In today’s Gospel, St. John the Baptist finds himself in prison for having aroused the anger of the King with his harsh words of rebuke and warning. This is one of the most important tasks of the prophets: to call to a conversion of the heart and to preach against sin and injustice (cf. CCC, 2581). The prophet must proclaim the word that nobody wants to hear, but which we all really need to hear. The prophet makes us uncomfortable; he is a cause of annoyance for us because he tries to unearth our conscience, to bring it to light so that it can scrutinize our wrong actions.
For this reason, the prophet becomes a symbol of our conscience. In fact, he becomes an adversary to our evil desires, like our conscience. According to St. Dorotheus of Gaza, Jesus spoke of this adversary, that is, of our conscience, when he said:
Make friends quickly with your accuser, while you are going with him to court, lest your accuser hand you over to the judge, and the judge to the guard, and you be put in prison; truly, I say to you, you will never get out till you have paid the last penny (Mt 5:25-26).
St. John found himself in prison for having accused the King of his sins, for having been a witness to the truth. His imprisonment was a cause for merit because it was a testament to his fidelity. But if we don’t listen to our conscience, represented by the prophet St. John the Baptist, our conscience will betray the judge, who is Christ, and we will be placed in the prison of purgatory until we have been purified of our disobedience.
St. John the Baptist “completes the cycle of prophets begun by Elijah” (CCC, 719). Elijah, who arose like a fire, and whose word burned like a torch (Sir 48:1), appeared in Israel about 850 years before the birth of Jesus, and is “the father of the prophets” (CCC, 2582). During the eight centuries between Elijah and St. John the Baptist, there were 16 prophets, and their words form an essential part of the Bible. In addition to the call to conversion, the prophets had the task of forming the faith of Israel and of offering to the people a fervent example of prayer. However, the culmination of their ministry is found in their many prophetic announcements of the coming and the life of the Christ-Messiah who was to bring definitive redemption not only to the people of Israel, but to all the nations of the world.

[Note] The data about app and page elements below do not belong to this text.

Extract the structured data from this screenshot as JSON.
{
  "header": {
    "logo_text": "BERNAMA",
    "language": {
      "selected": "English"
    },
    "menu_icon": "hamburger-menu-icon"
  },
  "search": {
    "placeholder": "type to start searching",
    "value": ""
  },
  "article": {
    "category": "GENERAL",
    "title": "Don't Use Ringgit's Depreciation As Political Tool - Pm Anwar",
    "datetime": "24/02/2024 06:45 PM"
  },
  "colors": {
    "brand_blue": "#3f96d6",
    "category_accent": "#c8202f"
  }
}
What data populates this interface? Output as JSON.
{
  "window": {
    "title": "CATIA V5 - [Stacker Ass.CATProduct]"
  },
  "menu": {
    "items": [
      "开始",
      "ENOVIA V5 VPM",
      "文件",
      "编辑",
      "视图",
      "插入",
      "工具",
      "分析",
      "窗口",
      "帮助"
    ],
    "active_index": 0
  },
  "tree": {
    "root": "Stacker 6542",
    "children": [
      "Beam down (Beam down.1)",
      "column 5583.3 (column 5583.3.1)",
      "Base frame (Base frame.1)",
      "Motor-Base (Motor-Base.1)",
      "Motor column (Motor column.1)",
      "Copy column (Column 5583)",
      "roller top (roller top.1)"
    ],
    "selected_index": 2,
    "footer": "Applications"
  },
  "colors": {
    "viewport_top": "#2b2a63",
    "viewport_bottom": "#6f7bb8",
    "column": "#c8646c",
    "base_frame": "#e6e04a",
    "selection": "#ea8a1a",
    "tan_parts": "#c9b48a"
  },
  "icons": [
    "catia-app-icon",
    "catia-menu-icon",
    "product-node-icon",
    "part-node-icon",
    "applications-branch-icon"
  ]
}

An example of such a prophecy is found in today’s Gospel, in the passage cited by Jesus in the book of the prophet Isaiah, the prophet par excellence during the season of Advent. The text announces that at the coming of the Savior the eyes of the blind shall be opened, and the ears of the deaf unstopped; then shall the lame man leap like a hart, and the tongue of the dumb sing for joy (Is 35:5-6). Jesus cites this text to respond to the question of the disciples of St. John the Baptist. St. John had sent them to Jesus to ask if he was really the Christ. Jesus responds saying “yes”, and takes as a testimony the prophetic words enunciated by Isaiah. He responds to St. John, who was a prophet, with the words of another prophet. Since it is the same Holy Spirit which fills and speaks through the prophets, Jesus knew that St. John would immediately understand his statement.

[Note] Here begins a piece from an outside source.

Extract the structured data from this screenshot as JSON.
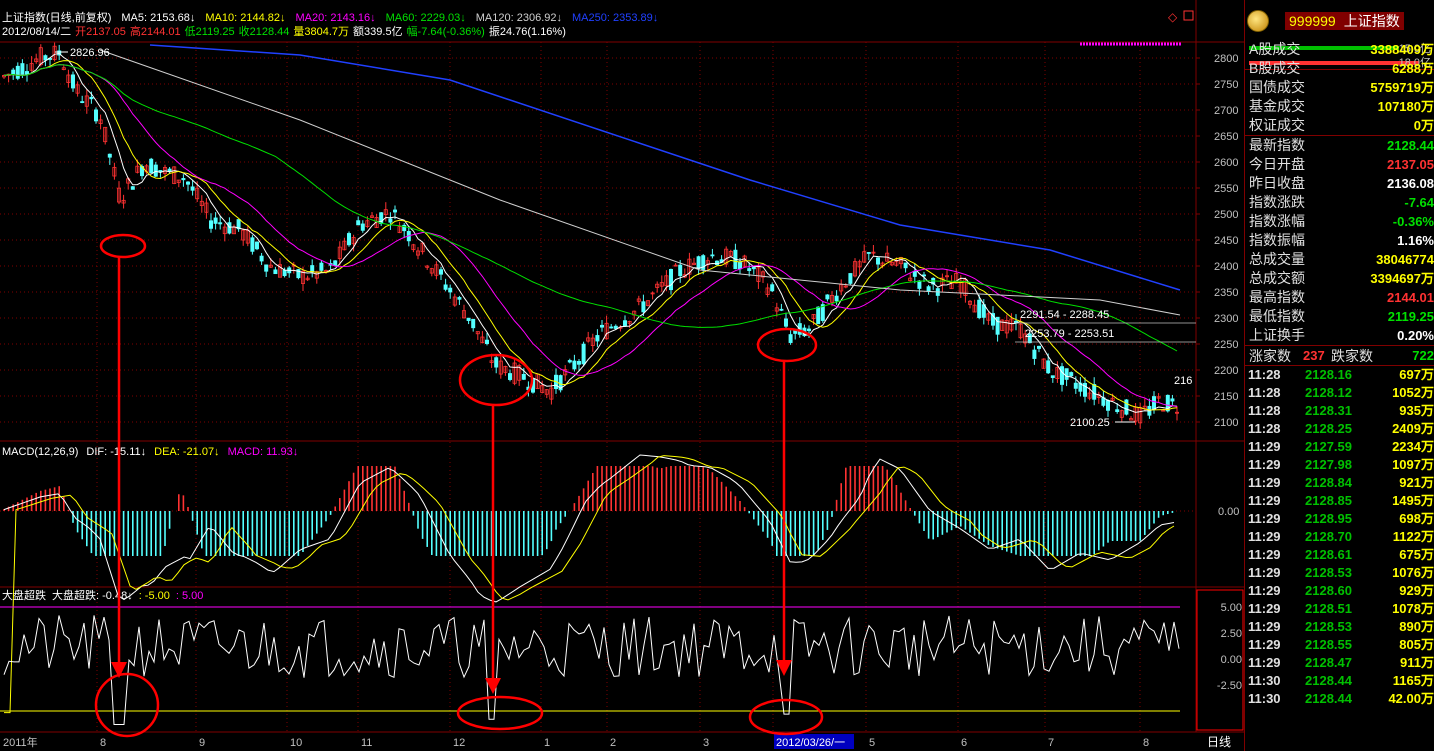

However, St. John the Baptist was more than a prophet (Mt 11:9). While the other prophets had announced the Christ centuries before his actual coming, John the Baptist was the definitive Precursor who personally showed Him to us. He is the messenger announced by the prophet Malachi (cf. Ml 3:1) who would prepare the way before the Lord. He prepares this way calling us to conversion. Since the principle goal of the coming of the Lord is for him to dwell in our hearts, St. John prepares a way calling us to repentance. St. John wants to prepare our hearts precisely for the coming of the Lord, and we prayed at the beginning of this Mass to stimulate our hearts to prepare a way for Him to enter. This means that we as well have a prophetic task; we as well are called to be prophets—to announce Christ to ourselves and to others, and to prepare a way to welcome him through faith, hope, and charity.
But the best way to prepare our hearts for the coming of Christ offered to us by St. John consists in his humility. It is he who says that Christ “must increase, but I must decrease” (Jn 3:30). The road offered to us by John the Baptist is, in the end, quite simple. It consists in the humble recognition of our smallness, but also in the great and merciful goodness of God. Let us pray that this humility can truly purify our hearts for the coming of him who is gentle and lowly of heart (Mt 11:29).
(Translated from the original Italian by B. Gonzalez.)